Skip to content

    Asthma Health Center

    Font Size
    A
    A
    A

    Vitamin D Supplements May Not Help Ease Asthma

    Study did suggest the nutrient might help lower patients' dependence on inhaled steroids

    WebMD News from HealthDay

    By Robert Preidt

    HealthDay Reporter

    SUNDAY, May 18, 2014 (HealthDay News) -- Vitamin D supplements do little to help control asthma, a new study found, although they might help cut the level of medication some patients need.

    "Previous studies suggested that if you have asthma and low levels of vitamin D in the blood, you have worse lung function, more asthma attacks and more emergency room visits than asthma patients with higher vitamin D levels," Dr. Mario Castro, a professor of pulmonary and critical care medicine at Washington University School of Medicine in St. Louis, explained in a university news release.

    So, his team decided to conduct "the first randomized controlled trial to investigate whether taking vitamin D supplements can improve asthma control," he said.

    The study included more than 400 adult asthma patients at nine major medical centers in the United States. All of them had mild to moderate asthma and what was considered deficient blood levels of vitamin D.

    The patients were divided into two groups: One group took an initial dose of 100,000 international units (IUs) of vitamin D3, followed by daily doses of 4,000 IUs, while the second group took a placebo.

    The two groups showed no differences in all major measures of asthma control, such as the number of asthma attacks, the need for emergency care or the number of treatment failures that resulted in having to take more medication, the study found. Patients taking vitamin D also did not report improved quality of life.

    The researchers did find that patients taking vitamin D were more successful in reducing their daily dosages of inhaled steroid medications. By the end of the 28-week study, the average daily doses were 111 micrograms for those in the vitamin D group versus 126 micrograms for those in the placebo group.

    "The difference was small -- 15 micrograms of steroid per day -- but statistically significant," Castro said. "Over the long term, even that small amount may have an important impact on reducing side effects of inhaled steroids. Although inhaled steroids work very well in controlling asthma, patients don't like them because they cause weight gain and increase the risk of diabetes and high blood pressure. Anything we can do to reduce the amount they need is important."

    The study was published online May 18 in the Journal of the American Medical Association and is also being presented the same day at the annual meeting of the American Thoracic Society, in San Diego.
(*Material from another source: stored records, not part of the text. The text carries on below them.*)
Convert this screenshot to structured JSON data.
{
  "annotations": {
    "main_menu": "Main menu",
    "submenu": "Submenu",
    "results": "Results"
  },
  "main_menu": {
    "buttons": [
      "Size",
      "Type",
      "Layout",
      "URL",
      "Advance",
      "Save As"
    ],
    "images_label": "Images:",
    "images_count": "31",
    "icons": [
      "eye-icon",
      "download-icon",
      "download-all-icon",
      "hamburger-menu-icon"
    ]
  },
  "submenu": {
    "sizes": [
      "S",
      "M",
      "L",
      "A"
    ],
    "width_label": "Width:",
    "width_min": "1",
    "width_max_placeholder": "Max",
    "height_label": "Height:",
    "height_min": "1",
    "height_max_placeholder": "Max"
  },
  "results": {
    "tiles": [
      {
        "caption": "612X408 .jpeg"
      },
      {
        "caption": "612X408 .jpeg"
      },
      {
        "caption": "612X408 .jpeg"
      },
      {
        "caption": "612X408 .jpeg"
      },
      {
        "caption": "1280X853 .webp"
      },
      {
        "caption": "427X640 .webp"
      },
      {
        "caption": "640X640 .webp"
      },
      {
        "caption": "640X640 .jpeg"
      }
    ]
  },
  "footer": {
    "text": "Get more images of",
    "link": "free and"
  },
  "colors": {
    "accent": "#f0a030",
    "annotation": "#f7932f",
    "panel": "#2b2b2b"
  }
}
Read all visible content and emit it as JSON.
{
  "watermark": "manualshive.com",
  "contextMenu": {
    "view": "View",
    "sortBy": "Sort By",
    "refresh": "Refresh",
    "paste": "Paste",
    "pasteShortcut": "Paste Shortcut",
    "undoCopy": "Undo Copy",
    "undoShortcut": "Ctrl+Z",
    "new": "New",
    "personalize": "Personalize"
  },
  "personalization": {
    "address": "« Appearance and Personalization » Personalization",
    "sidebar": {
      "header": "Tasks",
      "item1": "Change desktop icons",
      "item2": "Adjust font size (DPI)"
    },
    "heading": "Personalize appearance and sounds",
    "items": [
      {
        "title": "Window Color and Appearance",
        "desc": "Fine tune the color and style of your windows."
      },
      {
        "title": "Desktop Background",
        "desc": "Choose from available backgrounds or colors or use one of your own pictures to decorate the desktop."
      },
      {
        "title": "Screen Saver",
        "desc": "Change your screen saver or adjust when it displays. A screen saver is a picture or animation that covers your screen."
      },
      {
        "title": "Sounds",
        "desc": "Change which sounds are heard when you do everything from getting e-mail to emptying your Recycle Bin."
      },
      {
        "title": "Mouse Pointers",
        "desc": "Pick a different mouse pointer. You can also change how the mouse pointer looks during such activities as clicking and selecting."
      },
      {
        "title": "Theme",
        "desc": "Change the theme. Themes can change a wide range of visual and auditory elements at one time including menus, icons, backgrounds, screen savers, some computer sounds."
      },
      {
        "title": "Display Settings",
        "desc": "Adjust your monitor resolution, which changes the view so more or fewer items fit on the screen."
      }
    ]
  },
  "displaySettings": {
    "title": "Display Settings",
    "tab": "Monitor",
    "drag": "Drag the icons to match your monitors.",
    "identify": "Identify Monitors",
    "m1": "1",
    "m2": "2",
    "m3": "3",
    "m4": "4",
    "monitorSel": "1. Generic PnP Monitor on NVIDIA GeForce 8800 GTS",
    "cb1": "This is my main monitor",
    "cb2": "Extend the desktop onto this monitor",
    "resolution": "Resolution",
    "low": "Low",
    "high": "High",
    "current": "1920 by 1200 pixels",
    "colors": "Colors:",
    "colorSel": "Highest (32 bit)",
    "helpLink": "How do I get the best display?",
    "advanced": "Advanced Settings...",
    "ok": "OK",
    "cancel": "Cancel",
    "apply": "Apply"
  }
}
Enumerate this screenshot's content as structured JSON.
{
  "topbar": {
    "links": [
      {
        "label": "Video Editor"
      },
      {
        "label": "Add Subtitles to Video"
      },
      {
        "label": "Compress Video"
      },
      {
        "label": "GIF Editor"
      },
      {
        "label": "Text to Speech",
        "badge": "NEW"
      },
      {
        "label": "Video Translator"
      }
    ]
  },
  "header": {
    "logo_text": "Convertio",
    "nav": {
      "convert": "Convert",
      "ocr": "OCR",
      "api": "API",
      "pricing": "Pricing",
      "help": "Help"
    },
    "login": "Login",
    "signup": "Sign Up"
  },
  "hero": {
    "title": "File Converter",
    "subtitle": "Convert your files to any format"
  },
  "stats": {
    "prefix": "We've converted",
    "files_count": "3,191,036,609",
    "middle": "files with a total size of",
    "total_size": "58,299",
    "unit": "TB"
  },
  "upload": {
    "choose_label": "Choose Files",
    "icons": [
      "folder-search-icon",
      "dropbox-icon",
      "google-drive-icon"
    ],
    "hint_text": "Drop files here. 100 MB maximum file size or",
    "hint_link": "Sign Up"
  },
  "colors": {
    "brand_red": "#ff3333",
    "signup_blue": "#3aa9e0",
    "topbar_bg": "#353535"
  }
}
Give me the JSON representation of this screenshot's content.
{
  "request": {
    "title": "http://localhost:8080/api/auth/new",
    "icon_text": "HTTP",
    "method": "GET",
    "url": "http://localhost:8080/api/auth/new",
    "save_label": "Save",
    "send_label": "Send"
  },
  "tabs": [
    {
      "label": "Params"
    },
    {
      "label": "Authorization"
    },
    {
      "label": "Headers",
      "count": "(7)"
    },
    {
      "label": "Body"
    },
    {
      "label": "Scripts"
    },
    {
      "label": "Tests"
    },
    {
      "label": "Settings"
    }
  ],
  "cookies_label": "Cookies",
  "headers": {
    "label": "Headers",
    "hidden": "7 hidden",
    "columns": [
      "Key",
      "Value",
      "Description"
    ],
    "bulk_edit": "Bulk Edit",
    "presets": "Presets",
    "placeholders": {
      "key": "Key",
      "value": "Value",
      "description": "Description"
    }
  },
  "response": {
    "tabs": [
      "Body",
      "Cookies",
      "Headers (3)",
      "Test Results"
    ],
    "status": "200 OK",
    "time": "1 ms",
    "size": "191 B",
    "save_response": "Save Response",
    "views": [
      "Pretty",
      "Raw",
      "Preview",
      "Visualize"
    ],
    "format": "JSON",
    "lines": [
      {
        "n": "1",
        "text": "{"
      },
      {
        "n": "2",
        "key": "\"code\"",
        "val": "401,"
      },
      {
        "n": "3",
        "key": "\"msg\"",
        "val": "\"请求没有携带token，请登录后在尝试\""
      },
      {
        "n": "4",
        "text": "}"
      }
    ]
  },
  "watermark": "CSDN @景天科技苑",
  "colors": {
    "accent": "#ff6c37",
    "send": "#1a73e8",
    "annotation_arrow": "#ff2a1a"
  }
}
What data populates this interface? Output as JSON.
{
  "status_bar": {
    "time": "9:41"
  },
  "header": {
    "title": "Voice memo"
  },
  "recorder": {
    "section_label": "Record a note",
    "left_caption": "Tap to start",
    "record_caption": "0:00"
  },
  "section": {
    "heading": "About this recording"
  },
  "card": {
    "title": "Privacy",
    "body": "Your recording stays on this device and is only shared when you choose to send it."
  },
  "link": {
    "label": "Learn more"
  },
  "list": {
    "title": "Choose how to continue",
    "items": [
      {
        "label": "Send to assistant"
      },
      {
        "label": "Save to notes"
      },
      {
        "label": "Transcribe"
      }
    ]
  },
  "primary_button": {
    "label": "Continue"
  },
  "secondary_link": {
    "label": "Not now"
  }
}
    When Is Your Asthma Worse?

    When Is Your Asthma Worse?

    Take the WebMD Asthma assessment to get Personalized Action Plan

    Start Now

    Today on WebMD

    Lung and bronchial tube graphic
    5 common triggers.
    group jogging in park
    Should you avoid fitness activities?
     
    asthma inhaler
    Learn about your options.
    man feeling faint
    What’s the difference?
     
    Madison Wisconsin Capitol
    Slideshow
    woman wearing cpap mask
    Article
     
    red wine pouring into glass
    Slideshow
    Woman holding inhaler
    Quiz
     
    Man outdoors coughing
    Article
    Lung and bronchial tube graphic
    Article
     
    10 Worst Asthma Cities
    Slideshow
    runner
    Article